This year’s theme is “Do it your way. Do it right.” Not only does the Latine community encompass many different nationalities and cultures—Puerto Rican, Dominican, Mexican, Ecuadorean, etc. — but also different races; Latines can be Black, Caucasian, Indigenous, and Asian. Add to the mix various other LGBTQIA+ identities, and this intersectionality guarantees that there is no one-size-fits all response when it comes to HIV outreach, education, testing and treatment.
According to the Office of Minority Health, Hispanic males are four times as likely to have either HIV infection or AIDS as compared to white males and Hispanic females were four times as likely to have AIDS in 2019 as compared to white females. Additionally

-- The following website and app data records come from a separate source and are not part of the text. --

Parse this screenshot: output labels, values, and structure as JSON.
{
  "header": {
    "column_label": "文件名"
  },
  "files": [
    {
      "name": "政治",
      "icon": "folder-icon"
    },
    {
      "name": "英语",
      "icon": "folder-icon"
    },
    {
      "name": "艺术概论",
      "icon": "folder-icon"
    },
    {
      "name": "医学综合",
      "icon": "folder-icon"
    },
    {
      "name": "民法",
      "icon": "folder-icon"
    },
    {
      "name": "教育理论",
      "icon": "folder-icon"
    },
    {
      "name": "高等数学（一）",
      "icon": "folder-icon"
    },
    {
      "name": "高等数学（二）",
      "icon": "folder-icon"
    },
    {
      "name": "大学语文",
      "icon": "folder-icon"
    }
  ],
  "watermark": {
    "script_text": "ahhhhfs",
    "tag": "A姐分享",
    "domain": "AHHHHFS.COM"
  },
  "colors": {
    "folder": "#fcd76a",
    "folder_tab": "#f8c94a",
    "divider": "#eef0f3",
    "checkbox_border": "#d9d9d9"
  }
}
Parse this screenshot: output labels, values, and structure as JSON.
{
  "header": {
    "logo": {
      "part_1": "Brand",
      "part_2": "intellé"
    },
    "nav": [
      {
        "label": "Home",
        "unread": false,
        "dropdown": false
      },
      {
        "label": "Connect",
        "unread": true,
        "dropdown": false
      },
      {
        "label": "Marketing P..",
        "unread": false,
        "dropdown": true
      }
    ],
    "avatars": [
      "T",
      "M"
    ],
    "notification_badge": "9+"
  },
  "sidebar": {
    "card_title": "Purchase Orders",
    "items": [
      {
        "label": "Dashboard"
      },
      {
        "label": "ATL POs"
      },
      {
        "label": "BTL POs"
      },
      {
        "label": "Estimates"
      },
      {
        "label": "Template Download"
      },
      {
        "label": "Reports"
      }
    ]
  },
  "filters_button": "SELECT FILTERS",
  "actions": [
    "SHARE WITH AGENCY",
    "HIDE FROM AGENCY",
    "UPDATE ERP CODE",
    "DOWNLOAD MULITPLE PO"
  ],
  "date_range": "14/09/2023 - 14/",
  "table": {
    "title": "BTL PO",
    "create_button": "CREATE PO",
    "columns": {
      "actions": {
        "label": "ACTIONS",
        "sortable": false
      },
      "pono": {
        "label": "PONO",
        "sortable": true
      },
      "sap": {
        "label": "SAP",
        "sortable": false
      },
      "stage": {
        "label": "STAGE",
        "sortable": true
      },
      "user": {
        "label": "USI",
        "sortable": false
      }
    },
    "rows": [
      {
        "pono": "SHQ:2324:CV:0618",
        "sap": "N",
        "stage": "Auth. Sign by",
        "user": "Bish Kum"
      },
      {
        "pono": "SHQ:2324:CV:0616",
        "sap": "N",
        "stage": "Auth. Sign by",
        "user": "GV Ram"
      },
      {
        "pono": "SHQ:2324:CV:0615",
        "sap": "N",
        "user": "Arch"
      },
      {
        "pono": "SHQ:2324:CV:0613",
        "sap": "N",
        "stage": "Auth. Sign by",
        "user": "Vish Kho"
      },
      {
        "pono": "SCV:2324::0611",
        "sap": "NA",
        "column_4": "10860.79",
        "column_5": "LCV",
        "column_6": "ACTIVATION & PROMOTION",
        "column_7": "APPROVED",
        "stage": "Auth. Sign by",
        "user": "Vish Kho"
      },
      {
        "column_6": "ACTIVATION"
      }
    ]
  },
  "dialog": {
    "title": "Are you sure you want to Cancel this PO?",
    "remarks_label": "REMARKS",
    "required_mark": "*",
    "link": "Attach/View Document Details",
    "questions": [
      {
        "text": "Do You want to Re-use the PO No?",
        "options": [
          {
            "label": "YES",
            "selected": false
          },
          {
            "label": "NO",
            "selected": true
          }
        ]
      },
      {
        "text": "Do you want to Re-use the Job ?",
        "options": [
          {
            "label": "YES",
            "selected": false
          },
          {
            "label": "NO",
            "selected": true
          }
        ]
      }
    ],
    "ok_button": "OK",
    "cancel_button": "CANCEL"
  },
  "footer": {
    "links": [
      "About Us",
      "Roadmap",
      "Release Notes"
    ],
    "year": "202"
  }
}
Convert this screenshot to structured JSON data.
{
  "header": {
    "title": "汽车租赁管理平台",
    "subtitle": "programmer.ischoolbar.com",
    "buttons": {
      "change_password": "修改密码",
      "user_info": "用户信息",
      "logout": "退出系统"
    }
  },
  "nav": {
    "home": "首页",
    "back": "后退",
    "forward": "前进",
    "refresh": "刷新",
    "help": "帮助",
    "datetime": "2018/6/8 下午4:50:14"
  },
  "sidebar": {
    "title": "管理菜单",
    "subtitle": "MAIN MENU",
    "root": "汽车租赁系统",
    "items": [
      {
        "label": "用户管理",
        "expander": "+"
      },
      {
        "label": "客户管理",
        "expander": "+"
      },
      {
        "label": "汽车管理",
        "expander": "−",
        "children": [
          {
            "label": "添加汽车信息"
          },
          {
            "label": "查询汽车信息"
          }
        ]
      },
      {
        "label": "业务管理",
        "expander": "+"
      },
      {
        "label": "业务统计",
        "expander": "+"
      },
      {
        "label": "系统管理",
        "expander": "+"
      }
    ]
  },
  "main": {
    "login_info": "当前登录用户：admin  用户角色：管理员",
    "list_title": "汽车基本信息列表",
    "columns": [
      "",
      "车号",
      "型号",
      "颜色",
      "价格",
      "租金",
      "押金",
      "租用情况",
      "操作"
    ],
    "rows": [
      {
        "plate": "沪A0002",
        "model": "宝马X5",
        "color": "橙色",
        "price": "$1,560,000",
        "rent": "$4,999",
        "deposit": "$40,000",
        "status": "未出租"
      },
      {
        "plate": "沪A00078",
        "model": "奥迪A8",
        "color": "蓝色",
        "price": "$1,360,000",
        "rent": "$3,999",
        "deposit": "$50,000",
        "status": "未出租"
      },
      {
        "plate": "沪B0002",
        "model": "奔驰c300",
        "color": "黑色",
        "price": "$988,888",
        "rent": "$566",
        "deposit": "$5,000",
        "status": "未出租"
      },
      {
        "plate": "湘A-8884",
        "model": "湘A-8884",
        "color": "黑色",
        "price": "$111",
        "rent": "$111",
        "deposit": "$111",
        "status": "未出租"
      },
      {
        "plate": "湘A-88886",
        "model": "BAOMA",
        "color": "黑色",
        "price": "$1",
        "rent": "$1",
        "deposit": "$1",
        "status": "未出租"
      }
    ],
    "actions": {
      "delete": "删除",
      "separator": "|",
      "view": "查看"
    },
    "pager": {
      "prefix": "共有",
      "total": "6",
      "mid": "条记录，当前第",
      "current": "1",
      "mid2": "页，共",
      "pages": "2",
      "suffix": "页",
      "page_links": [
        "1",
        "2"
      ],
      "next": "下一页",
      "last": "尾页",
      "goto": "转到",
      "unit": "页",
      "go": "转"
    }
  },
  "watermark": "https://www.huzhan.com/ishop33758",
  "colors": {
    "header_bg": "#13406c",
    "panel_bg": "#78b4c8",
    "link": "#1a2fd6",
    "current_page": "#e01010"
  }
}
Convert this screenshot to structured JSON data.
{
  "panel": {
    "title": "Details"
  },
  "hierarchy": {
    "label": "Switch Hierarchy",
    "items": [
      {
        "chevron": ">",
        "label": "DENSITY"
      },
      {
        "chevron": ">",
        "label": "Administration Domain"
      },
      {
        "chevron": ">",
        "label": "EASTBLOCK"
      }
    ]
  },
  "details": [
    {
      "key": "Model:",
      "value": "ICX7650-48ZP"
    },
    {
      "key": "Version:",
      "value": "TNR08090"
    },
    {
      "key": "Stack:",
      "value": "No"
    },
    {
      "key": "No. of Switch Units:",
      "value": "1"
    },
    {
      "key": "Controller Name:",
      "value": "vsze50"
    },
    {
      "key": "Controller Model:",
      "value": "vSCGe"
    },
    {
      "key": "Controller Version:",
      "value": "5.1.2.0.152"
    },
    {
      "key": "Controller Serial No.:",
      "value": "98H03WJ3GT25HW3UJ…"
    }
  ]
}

- A recent CDC report found that 35% of Hispanic/Latina transgender women had HIV, compared to 17% of white transgender women.
- In 2020 just 16% oof Latine/Hispanic people eligible for preexposure prophylaxis (PrEP) in the U.S were prescribed it, compared to 65% of white people.
According to a recent article published by the National Institutes of Health, Black and Latino men who have sex with men (MSM) and trans women expressed low awareness of PrEP, a critical HIV prevention tool. Barriers to PrEP include discrimination, greater feelings of stigma toward LGBTQ+ identities as well as people living with HIV, language barriers, undocumented status, and lack of health insurance.
This reflects an urgency for more comprehensive PrEP education and further development of community partnerships with agencies serving Latino MSM. A study promoting PrEP uptake for Latinos suggested the use of promotores/promotoras, who are trusted community members who could communicate medical language and bridge PrEP services to Latino communities placed at greatest risk for HIV.
Crucial to the health of the Hispanic/Latinx community is Medicaid, the largest source of insurance coverage for people living with HIV in the U.S. As current Medicaid enrollment cuts pose a serious threat to the community, recertification efforts must be a priority, as highlighted in this El Diario op-ed by Guillermo Chacon, President of the Latino Commission on AIDS and Amida Care Board Member.
More targeted and culturally appropriate PrEP information and referrals, plus better access to HIV testing and treatment, will help end the HIV epidemic in the Hispanic community.